For a quick weekend—just two restaurant lunches and two dinners—where would you go?
Pierre Hermé for a dessert lunch: I’d get the Ispahan croissant (maybe two), an assort-
ment of his macarons (white truffle and hazelnut, passion fruit and milk chocolate are my faves), the infiniment vanille tart. Clown Bar for innovative bistro cooking— it’s fun and casual and quirky. Le Baratin features soulful cooking by the queen of bistro food, Raquel Carena. Her sweetbread dish is one of the best offal dishes I’ve had in my life, a whole veal sweetbread seared and basted with butter, served on a bed of sautéed seasonal vegetables. The place has very interesting natural wines chosen by her husband. And L’Astrance— Pascal Barbot is one of the best chefs of his generation. He totally turned three-star dining on its head with a tiny, ingredientfocused, tasting-menu-only restaurant.
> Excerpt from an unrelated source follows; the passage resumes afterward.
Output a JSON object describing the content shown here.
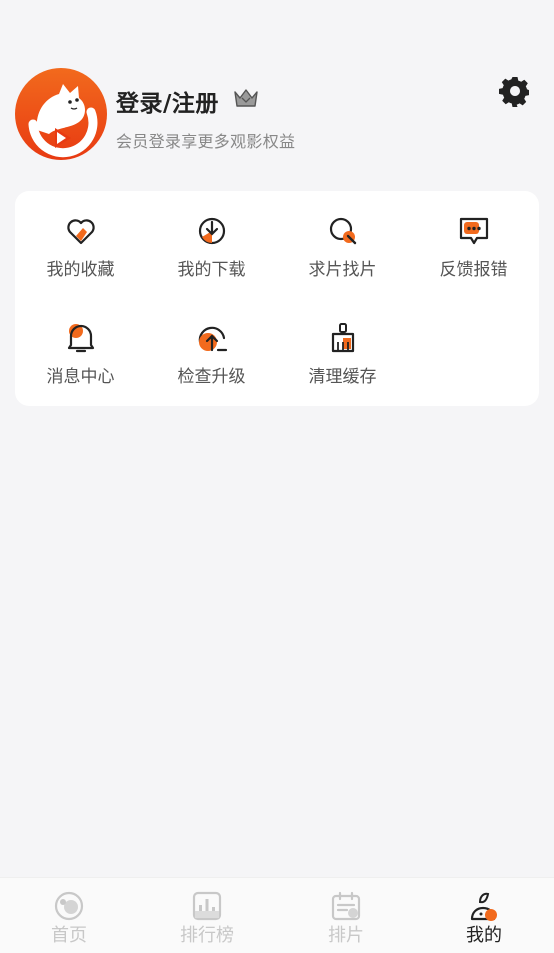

Brûlerie Saint Roch at 53 rue Saint Roch. It’s an old-school coffee shop, timeless and Parisian, friendly owner, standing room only. The price of an espresso has not changed in five years—no latte art here!
BASSIN DE LA VILLETTE ALONG QUAI DE LA SEINE